Collected data entries:

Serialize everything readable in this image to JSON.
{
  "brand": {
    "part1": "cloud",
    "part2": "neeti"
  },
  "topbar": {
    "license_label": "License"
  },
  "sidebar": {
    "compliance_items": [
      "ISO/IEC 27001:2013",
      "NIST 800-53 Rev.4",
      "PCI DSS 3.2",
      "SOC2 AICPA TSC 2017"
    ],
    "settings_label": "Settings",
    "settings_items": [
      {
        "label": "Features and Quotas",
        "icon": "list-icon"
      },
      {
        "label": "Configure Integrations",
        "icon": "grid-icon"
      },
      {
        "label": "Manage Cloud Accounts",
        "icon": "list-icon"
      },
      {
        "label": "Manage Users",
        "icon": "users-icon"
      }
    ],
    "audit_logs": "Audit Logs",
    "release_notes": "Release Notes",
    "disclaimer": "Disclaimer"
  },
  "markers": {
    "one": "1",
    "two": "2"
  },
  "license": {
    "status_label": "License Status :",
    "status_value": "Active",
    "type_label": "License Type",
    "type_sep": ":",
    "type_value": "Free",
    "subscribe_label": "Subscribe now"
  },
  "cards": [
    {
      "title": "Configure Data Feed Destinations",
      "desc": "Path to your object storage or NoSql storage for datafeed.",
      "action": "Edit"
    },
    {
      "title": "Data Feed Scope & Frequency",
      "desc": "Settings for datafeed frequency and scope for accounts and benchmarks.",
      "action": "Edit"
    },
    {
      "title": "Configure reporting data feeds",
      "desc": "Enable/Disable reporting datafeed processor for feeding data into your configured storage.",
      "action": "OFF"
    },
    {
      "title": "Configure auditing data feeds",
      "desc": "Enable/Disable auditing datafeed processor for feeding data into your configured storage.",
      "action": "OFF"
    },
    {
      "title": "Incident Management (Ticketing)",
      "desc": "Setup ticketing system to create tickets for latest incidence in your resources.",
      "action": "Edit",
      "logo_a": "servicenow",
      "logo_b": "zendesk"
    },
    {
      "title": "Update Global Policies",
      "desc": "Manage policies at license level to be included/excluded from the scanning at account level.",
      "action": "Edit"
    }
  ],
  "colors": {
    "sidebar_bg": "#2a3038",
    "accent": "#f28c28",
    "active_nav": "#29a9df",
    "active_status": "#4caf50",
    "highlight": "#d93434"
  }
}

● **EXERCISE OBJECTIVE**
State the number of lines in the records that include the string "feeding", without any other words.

● **RESPONSE FOR THIS EXERCISE**
2